But in the Vikings, the Seahawks will get one of their toughest tests of the year.

Minnesota has won six of seven, scoring at least 23 points in all but one game in that span, and is coming off a bye.

In their last game, the Vikings fell behind Denver 20-0 at half, then outscored the Broncos in what seemed like rather ho-hum fashion 27-3 to pull out the victory.

Under coach Mike Zimmer, a former defensive coordinator under Mike Price at Washington State who while in Pullman helped build the famed “Palouse Posse’’ defense, the Vikings are again a hard team to score against, allowing 18.6 points a game, sixth fewest in the NFL entering the weekend.

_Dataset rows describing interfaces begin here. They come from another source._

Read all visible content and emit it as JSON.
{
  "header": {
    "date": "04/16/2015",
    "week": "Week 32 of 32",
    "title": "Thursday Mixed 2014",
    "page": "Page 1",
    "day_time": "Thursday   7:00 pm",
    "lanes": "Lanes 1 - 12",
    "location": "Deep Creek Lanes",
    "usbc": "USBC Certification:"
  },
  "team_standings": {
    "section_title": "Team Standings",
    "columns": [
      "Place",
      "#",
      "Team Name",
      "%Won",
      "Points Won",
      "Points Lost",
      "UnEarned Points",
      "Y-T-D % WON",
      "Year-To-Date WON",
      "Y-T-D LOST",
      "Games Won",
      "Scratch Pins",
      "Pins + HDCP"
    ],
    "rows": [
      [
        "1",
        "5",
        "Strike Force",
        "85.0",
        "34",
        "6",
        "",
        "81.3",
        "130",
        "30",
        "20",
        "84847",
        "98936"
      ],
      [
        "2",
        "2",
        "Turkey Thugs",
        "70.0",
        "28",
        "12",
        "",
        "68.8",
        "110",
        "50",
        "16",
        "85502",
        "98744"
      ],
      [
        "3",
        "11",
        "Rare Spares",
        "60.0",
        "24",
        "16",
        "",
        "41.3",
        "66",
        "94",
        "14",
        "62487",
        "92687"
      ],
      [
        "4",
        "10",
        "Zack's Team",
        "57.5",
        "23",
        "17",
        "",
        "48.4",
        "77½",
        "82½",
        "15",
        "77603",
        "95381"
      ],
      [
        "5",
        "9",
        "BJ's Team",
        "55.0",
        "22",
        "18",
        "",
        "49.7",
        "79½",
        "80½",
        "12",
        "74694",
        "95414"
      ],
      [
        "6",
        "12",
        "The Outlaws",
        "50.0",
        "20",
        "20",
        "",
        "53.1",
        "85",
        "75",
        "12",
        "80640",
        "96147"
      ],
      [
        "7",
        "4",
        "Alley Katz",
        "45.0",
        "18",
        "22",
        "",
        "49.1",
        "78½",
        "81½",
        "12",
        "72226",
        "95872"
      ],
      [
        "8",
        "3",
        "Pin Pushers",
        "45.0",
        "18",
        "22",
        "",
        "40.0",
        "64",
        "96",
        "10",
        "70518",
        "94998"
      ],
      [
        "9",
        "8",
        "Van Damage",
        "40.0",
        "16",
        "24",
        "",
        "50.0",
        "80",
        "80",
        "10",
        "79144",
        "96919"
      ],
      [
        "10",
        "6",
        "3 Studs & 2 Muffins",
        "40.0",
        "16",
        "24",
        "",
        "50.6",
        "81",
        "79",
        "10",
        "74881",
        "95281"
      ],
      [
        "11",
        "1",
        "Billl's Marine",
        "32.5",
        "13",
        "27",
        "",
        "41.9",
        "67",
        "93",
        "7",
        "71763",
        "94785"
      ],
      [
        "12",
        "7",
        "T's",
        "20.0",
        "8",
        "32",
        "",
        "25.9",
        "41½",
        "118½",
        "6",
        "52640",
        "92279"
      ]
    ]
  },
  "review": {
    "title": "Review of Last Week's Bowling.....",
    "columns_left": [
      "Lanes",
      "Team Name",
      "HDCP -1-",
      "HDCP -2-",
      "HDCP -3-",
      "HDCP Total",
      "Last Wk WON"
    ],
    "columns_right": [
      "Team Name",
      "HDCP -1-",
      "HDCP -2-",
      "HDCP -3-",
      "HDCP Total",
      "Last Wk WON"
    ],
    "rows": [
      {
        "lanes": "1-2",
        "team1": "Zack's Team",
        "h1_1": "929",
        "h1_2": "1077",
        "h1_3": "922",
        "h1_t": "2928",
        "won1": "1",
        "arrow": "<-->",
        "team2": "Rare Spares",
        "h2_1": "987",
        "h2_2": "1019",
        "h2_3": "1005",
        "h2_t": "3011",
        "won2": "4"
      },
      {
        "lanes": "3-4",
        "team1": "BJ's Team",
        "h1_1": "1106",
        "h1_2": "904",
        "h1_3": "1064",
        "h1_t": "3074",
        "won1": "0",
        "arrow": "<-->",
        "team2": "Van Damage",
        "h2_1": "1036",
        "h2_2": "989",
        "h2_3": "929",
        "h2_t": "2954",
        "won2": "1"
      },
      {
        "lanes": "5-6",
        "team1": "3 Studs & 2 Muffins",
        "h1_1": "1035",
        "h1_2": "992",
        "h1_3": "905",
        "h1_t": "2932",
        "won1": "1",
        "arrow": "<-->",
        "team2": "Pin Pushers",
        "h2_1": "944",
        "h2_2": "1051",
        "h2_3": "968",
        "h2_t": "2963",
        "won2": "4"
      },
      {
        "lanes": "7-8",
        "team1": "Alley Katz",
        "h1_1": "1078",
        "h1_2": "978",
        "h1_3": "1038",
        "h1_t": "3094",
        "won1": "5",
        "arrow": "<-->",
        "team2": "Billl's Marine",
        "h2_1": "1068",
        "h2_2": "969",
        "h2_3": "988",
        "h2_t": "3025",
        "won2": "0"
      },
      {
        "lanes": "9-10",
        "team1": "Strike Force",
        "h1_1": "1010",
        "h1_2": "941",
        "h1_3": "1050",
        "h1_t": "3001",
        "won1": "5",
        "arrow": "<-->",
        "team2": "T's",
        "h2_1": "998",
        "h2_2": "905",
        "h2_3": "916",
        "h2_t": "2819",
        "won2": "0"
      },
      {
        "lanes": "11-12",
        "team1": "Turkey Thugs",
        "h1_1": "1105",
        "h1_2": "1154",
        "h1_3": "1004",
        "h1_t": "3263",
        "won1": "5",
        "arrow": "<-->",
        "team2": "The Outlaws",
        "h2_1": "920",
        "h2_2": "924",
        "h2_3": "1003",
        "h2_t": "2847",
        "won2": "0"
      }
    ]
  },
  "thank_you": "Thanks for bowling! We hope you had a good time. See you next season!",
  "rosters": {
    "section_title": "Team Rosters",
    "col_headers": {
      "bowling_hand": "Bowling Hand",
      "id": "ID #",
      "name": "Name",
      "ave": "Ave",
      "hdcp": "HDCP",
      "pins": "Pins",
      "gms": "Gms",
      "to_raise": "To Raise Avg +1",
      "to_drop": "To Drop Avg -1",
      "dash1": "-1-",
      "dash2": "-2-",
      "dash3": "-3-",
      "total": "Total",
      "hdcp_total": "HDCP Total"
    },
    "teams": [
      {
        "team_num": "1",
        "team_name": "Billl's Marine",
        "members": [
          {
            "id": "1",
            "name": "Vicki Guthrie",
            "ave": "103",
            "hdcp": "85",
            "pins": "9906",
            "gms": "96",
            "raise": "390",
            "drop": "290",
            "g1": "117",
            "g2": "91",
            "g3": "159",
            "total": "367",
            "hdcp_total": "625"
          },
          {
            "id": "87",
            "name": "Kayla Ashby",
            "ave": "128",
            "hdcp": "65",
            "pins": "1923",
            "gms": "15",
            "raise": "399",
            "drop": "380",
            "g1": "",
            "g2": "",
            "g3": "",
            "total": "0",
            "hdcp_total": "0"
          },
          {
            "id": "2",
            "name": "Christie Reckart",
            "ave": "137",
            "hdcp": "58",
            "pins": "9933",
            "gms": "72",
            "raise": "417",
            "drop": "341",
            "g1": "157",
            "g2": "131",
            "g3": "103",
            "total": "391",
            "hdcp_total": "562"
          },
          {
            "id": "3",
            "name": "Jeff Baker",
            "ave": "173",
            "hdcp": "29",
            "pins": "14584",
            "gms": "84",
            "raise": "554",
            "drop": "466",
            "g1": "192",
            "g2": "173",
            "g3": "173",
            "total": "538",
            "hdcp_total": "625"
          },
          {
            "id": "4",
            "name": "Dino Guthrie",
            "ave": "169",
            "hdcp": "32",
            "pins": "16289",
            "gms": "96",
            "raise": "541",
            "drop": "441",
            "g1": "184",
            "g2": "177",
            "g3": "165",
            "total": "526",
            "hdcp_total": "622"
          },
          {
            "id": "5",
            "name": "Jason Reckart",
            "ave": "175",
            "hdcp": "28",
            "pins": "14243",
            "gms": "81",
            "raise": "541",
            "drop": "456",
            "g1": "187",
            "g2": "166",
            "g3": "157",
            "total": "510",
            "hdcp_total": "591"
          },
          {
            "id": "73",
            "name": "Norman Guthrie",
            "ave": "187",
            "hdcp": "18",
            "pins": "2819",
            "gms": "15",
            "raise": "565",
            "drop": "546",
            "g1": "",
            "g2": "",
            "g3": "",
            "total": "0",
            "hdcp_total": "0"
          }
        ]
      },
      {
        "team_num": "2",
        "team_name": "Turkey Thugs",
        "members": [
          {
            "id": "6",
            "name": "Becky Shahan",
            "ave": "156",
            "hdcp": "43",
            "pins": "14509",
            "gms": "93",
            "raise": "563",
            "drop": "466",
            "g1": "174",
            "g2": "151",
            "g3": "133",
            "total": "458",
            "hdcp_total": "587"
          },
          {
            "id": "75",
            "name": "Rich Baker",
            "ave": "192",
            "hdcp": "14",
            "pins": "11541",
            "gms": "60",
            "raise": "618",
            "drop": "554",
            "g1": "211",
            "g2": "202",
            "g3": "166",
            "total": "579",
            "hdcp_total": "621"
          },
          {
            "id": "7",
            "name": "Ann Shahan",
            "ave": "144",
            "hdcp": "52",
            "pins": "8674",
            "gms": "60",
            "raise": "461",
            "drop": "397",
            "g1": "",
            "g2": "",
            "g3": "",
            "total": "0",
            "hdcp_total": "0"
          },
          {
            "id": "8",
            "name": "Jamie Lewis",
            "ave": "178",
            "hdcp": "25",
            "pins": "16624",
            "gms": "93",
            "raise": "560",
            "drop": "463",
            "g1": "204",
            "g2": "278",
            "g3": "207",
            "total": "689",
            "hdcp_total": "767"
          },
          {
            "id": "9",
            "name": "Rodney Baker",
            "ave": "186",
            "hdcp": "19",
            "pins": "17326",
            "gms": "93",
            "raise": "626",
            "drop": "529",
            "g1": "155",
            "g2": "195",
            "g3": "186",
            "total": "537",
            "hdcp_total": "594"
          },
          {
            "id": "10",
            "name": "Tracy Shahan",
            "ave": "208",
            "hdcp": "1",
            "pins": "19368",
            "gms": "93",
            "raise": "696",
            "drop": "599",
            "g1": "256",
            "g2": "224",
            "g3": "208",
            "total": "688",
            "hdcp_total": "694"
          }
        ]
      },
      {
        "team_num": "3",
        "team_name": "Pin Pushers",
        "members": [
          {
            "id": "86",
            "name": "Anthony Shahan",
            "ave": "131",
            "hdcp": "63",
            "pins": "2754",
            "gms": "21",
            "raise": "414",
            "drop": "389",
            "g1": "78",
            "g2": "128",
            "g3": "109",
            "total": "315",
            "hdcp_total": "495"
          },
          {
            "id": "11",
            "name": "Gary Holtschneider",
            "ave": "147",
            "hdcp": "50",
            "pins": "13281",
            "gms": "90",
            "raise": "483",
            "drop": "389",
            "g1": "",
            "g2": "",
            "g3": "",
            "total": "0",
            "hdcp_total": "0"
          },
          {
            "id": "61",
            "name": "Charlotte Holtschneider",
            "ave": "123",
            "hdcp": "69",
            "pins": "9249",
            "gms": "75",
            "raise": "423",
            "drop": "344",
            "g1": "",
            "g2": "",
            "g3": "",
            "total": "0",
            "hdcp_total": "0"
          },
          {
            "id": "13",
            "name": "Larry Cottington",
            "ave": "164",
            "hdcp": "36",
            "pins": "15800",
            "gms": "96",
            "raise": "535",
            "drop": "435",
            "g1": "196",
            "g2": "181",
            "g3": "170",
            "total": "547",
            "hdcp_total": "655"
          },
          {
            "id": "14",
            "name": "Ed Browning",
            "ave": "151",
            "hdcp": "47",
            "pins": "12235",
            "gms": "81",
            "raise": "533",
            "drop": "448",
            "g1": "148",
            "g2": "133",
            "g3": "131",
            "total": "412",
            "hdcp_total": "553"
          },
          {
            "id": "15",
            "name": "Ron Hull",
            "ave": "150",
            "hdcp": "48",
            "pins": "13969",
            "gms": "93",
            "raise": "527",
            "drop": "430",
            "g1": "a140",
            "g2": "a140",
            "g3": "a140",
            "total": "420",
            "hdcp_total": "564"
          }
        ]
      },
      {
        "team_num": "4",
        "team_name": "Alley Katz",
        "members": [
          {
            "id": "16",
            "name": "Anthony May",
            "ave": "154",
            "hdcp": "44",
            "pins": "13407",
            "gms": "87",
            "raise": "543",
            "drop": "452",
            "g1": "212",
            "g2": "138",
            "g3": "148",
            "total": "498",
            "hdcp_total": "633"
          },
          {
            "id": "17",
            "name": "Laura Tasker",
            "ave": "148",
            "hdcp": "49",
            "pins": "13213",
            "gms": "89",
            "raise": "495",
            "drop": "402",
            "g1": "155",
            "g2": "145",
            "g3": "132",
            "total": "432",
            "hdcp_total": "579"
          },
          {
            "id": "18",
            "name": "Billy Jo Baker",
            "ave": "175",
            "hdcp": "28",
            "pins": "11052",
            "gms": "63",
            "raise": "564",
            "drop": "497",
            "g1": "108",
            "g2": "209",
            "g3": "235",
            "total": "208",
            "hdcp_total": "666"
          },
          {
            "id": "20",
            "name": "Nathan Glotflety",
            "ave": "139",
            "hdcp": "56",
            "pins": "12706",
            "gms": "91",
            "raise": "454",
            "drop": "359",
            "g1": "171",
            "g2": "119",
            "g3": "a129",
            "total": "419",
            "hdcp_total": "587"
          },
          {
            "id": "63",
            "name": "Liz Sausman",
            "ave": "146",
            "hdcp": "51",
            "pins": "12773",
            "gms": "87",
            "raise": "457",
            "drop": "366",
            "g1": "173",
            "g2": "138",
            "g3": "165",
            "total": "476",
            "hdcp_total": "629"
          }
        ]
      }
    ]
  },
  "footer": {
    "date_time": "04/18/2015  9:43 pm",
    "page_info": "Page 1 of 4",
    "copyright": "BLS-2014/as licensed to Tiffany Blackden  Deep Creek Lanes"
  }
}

But the real key to the recent surge has been the turnaround of the offense following a rough first month that led to some questions about whether quarterback Kirk Cousins was playing it too safe.

That hasn’t been a problem since then as Cousins has turned in a string of impressive games that has seen him take over the NFL lead in passer rating.


He’s been greatly helped by a rushing attack that is among the best in the NFL. Third-year vet Dalvin Cook entered the weekend third in the league in rushing with 1,017 yards and the Vikings are fourth in the league in total rushing yards and 10th in yards per carry at 4.6.

In fact, for all the obvious emphasis on Cousins, Seattle defenders said this week the real key is Cook.

“They’re definitely a team that’s committed to running the ball,’’ Seahawks middle linebacker Bobby Wagner said. “They’re going to hand it off to Cook, and we have to do a great job of stopping that because I feel like that opens up their whole game.’’

But if the Vikings offense has been at its best lately, so has the Seattle defense, which is coming off its two best games of the season, road victories against the 49ers and Eagles in which Seattle forced eight turnovers and had eight sacks, the latter total more than half of the 15 the Seahawks had for the season before the San Francisco game.

To that end, this game also serves as something of a referendum on the validity of Seattle’s recent defensive turnaround — there are no asterisks that can be placed on this one as there could have been for the domination last week of a beat-up and pretty bad Eagles squad.

The Seahawks are hoping they will have their full complement of players on defense — four key defenders were listed as questionable, including end Jadeveon Clowney and tackle Jarran Reed. But each is expected to play with the only real intrigue said to be the status of linebacker Mychal Kendricks (hamstring), portrayed as a game-time decision.

As for the game itself, there is nothing questionable or doubtful about the importance of a December contest whose impact figures to be felt well into January.